(Records for the task begins)

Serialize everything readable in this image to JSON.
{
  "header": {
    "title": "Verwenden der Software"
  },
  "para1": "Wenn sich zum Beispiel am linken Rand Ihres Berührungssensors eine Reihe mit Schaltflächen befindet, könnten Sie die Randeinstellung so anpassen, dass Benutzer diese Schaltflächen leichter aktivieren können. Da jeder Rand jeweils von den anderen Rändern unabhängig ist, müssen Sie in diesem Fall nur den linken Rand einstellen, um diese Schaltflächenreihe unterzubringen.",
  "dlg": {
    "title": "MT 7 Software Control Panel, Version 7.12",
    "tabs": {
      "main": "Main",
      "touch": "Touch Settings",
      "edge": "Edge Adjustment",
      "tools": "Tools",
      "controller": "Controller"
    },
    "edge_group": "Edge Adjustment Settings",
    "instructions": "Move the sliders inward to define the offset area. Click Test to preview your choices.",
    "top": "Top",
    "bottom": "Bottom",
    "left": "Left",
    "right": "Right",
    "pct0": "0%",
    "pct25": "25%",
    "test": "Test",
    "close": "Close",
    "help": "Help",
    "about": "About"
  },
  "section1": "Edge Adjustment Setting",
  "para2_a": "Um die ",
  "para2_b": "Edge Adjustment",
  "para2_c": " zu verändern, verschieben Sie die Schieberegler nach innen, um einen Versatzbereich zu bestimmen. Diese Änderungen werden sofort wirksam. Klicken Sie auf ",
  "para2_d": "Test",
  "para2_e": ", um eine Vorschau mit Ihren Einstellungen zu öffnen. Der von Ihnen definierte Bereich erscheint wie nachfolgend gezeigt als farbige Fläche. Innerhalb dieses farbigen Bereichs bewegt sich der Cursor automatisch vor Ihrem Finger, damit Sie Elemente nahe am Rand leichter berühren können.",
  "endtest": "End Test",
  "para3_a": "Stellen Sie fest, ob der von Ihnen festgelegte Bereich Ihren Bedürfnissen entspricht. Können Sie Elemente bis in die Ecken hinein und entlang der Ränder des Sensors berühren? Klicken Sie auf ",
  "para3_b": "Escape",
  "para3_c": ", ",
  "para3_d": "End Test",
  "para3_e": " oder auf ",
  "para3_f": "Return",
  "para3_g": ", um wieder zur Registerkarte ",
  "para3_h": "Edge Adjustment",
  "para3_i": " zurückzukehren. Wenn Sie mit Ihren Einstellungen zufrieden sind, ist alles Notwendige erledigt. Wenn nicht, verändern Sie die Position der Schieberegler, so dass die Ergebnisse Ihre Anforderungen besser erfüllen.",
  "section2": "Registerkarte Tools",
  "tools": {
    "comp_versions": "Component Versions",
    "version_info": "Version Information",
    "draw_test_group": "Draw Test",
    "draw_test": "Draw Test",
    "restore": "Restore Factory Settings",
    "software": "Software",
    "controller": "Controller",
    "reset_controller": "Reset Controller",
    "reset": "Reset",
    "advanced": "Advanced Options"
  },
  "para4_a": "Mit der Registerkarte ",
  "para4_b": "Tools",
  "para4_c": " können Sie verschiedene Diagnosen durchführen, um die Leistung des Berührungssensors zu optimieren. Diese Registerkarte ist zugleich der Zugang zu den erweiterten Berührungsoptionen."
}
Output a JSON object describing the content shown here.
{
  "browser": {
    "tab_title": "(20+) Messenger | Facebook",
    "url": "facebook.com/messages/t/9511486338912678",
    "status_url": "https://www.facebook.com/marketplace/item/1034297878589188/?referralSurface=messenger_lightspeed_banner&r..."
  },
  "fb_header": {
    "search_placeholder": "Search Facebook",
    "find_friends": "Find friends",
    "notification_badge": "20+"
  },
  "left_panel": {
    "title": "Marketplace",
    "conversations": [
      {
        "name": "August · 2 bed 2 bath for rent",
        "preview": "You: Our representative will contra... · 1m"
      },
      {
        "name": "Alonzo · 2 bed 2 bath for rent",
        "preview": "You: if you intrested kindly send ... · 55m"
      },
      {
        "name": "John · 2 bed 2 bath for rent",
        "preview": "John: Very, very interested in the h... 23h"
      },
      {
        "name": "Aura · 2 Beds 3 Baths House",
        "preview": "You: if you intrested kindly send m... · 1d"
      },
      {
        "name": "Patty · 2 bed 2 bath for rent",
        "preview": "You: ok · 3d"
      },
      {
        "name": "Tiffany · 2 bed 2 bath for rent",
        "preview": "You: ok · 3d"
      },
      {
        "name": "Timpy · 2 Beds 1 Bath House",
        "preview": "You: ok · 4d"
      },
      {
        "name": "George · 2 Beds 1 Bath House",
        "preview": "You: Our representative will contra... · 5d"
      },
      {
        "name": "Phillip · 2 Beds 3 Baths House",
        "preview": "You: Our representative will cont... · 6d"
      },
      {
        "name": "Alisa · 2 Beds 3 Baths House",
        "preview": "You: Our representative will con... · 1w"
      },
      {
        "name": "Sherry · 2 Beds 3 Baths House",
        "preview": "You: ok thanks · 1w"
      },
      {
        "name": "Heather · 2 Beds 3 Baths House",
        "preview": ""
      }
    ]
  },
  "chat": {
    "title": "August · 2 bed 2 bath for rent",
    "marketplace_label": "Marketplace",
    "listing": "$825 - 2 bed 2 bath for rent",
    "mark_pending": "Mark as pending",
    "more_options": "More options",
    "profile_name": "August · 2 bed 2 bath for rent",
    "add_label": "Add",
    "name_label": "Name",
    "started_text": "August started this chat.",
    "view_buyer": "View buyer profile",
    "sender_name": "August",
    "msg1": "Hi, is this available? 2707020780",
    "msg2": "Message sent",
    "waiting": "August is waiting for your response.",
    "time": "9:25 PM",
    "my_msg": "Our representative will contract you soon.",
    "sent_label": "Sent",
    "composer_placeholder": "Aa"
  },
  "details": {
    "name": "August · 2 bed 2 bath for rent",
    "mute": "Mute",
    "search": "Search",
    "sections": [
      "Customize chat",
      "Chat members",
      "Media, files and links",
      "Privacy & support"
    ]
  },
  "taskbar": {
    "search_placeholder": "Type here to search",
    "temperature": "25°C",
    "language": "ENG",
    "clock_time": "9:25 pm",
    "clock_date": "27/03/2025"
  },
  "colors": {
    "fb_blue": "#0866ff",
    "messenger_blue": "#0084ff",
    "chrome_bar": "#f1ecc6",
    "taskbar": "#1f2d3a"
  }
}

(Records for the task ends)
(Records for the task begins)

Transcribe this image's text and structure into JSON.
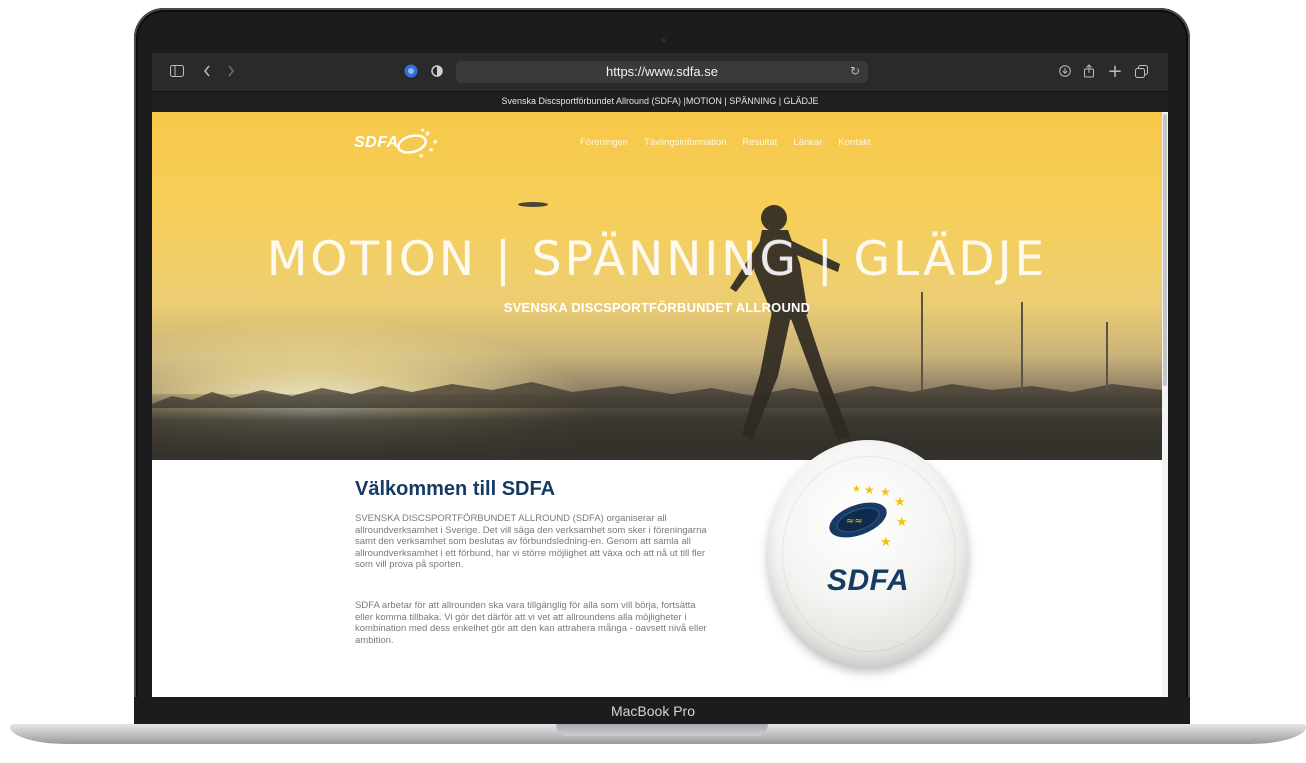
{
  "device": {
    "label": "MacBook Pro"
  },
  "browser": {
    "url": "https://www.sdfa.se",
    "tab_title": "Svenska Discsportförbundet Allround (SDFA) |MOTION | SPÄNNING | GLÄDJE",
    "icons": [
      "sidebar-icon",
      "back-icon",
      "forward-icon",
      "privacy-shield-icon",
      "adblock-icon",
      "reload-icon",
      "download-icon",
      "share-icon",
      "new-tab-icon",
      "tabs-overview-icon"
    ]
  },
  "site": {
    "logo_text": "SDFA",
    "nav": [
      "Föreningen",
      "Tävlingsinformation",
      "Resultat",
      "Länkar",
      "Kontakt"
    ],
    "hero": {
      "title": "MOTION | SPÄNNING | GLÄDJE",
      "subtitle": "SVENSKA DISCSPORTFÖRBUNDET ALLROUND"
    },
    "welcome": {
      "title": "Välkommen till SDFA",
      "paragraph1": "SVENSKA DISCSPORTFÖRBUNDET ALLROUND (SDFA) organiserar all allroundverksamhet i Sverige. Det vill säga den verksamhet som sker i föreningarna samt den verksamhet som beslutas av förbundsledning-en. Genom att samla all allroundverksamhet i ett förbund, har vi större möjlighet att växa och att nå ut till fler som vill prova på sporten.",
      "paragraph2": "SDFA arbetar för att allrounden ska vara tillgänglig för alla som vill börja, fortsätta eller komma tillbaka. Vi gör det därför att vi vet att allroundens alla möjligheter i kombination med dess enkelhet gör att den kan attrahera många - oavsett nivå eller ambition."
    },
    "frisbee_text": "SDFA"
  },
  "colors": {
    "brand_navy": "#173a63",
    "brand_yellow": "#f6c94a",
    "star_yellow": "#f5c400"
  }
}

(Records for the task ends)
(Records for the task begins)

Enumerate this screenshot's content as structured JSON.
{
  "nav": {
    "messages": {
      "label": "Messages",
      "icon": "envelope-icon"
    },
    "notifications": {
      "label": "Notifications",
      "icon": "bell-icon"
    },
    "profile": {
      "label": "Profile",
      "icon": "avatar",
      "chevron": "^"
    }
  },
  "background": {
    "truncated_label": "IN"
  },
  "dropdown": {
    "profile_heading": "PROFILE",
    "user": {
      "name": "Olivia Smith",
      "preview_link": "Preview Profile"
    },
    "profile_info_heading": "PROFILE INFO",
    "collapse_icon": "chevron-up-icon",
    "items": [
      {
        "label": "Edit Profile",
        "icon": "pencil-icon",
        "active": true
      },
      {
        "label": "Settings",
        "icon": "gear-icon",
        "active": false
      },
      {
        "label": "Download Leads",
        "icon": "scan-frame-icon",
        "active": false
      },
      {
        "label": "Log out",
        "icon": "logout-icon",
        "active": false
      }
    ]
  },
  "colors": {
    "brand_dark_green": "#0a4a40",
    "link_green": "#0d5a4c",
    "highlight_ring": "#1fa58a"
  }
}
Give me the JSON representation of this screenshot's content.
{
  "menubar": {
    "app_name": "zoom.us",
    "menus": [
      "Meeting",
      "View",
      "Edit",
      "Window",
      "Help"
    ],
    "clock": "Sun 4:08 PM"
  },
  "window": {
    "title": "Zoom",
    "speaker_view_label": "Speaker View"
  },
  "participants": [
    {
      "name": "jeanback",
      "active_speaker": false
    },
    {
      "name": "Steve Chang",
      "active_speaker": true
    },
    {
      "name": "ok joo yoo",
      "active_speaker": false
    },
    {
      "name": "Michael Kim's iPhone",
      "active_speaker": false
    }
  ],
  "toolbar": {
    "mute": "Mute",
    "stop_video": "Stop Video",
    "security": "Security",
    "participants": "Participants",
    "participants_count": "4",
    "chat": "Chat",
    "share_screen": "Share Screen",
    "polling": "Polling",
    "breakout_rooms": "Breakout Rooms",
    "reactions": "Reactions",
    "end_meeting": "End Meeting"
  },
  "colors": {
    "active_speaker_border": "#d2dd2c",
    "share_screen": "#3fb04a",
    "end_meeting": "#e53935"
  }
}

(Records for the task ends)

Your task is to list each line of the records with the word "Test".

    "instructions": "Move the sliders inward to define the offset area. Click Test to preview your choices.",
    "test": "Test",
  "para2_d": "Test",
  "endtest": "End Test",
  "para3_d": "End Test",
    "draw_test_group": "Draw Test",
    "draw_test": "Draw Test",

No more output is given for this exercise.